In other words, a contribution made to a crowdfunding campaign must be considered as taxable business income, except in the case of loan-based or equity crowdfunding.
In Québec, Revenu Québec also deems that reward-based crowdfunding must be considered as taxable business income.
The issue is less clear when it comes to donation-based crowdfunding, where no gift is handed in exchange of a contribution and where the benefactor is not a charitable organization. The CRA’s interpretations do not specifically mention this situation, but in a section of the Income Tax Folio dealing with gifts, the CRA does point out that in the case of a crowdfunding campaign without any form of equity, “the amounts received by the business would be included in its income.”
As for donations collected by charitable organizations, they are not to be considered as taxable income.
Eligibility for the Canadian Film or Video Production Tax Credit
The CRA has yet to publish an official position or guideline with respect to the interplay between crowdfunding and labour-based refundable tax credits. Their statement on crowdfunding monies may mean that project owners seeking tax credit support for their projects should report any crowdfunding income as they would report other forms of business income.
Under this interpretation, there should be no implications regarding eligibility for production tax credits if you have raised funds through crowdfunding.
Crowdfunding Campaign Expenses
If the funds raised (gifts and other voluntary payments) through a crowdfunding campaign are generally taxable, the expenses incurred during the campaign are therefore tax deductible.
“Of course, any reasonable costs incurred by the taxpayer that are related to such a crowdfunding arrangement would likely be deductible in computing that income,” points out the CRA in its document # 2015-0579031I7.

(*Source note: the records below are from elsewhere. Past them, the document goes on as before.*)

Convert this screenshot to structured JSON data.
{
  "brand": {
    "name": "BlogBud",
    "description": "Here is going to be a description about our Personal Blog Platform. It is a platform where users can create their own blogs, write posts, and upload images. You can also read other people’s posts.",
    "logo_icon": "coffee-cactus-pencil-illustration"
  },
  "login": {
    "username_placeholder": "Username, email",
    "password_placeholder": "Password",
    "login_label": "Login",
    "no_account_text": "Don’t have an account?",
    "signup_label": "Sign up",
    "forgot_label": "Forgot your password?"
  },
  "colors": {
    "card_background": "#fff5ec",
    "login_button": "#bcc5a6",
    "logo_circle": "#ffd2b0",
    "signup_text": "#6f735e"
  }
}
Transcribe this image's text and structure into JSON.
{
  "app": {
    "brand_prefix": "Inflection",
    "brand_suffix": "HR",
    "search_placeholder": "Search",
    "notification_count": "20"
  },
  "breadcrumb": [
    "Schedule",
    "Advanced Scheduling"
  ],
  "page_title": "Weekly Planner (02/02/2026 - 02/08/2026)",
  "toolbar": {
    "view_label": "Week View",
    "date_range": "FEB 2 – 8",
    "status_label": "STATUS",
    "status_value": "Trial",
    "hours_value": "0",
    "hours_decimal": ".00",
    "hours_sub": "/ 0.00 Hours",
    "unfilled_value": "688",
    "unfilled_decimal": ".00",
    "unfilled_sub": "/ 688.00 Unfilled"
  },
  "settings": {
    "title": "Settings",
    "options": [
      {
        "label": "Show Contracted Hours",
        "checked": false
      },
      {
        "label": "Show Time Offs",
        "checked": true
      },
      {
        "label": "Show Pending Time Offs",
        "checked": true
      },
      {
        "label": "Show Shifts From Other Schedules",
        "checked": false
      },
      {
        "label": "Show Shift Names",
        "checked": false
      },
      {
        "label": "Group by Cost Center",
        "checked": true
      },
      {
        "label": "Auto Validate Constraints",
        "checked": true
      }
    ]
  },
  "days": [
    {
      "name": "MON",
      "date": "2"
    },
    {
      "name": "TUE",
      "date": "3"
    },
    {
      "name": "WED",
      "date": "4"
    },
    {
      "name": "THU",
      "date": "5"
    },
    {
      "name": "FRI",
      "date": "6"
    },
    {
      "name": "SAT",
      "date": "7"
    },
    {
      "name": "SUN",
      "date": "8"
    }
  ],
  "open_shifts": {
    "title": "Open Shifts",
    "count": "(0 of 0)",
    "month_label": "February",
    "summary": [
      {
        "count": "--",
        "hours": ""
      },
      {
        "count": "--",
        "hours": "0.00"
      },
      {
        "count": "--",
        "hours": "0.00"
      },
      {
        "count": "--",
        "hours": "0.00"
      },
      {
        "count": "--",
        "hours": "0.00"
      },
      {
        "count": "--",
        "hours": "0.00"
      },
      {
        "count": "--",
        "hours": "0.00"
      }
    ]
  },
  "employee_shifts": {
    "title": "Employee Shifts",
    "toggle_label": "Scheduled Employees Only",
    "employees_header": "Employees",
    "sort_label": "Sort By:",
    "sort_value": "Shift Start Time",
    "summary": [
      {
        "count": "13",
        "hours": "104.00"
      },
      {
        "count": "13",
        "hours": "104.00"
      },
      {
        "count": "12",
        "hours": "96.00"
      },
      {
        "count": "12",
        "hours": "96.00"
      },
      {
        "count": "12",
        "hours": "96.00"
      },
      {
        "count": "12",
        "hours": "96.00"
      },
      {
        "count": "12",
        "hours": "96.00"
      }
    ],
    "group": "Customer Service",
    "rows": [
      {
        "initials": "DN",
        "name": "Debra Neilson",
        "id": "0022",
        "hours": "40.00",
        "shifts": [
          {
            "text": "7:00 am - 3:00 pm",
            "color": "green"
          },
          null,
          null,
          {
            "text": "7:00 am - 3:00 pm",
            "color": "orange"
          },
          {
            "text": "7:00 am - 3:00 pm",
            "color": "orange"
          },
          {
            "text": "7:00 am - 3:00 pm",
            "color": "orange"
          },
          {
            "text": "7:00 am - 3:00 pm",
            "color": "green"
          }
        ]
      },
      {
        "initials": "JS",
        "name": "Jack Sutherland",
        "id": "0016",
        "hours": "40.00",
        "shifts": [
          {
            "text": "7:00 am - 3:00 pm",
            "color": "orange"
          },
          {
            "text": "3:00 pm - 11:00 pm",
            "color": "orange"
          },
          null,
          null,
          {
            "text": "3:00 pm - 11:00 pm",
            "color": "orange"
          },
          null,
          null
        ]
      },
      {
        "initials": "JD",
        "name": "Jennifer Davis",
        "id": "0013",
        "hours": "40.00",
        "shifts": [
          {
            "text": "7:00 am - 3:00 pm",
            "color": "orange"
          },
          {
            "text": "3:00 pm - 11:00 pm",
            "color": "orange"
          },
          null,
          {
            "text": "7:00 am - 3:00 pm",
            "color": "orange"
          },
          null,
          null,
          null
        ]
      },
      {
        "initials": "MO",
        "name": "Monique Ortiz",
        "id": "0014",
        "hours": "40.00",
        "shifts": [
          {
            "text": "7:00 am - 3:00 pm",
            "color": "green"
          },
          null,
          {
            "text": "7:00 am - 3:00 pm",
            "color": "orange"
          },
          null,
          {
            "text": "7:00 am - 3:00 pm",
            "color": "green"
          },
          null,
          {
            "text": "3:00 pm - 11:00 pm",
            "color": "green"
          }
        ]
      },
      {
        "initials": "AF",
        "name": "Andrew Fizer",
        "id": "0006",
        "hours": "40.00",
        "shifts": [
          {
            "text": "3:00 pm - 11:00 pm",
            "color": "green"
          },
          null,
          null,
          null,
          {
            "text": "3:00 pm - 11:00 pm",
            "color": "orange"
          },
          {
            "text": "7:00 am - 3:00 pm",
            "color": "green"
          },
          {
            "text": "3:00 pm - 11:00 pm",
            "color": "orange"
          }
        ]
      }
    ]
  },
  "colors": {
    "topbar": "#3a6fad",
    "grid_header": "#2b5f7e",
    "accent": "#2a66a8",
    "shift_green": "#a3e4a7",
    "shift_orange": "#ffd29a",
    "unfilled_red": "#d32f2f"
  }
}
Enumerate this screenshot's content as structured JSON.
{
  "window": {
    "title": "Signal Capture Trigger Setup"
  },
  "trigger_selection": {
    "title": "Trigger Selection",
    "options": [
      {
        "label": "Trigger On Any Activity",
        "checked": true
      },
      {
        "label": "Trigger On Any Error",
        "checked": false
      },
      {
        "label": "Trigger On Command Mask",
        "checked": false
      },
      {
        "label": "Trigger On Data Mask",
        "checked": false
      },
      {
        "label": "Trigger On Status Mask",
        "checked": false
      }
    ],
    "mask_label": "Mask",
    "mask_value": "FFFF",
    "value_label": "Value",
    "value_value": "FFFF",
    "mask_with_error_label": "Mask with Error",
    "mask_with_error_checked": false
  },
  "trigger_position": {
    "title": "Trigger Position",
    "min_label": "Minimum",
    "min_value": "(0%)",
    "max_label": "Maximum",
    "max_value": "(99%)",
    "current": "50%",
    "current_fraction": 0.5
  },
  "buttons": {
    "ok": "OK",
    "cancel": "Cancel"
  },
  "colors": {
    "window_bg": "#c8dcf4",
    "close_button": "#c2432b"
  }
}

Taxable income and deductible expenses could therefore have tax impacts that cancel each other out in the case of creators seeking to finance a project though a crowdfunding campaign.
GST/HST (or GST/QST in Québec) and Crowdfunding
Are creators obliged to collect and remit sales taxes on the money they collect through a crowdfunding campaign? In the absence of a specific policy in this regard, uncertainty surrounds the question of applying the GST/HST (GST/QST in Québec).
However, it seems that a creator who is not considered as a “small supplier” (simply stated, someone whose annual sales do not exceed $30,000 ) could be required to collect the GST/HST (or GST/QST) on taxable goods or services remitted though a crowdfunding campaign.
Each case must be analyzed individually but a musician who remitted a copy of his album in exchange of funding through a platform such as Indiegogo could therefore be required to remit the sales taxes applicable to the album (directly from the funds collected) seeing as online platforms do not directly collect the GST/HST (or GST/QST).
In all cases, whether in terms of income taxes or sales taxes, creators who finance a project through a crowdfunding campaign should consult a tax advisor for guidance on the correct way to proceed.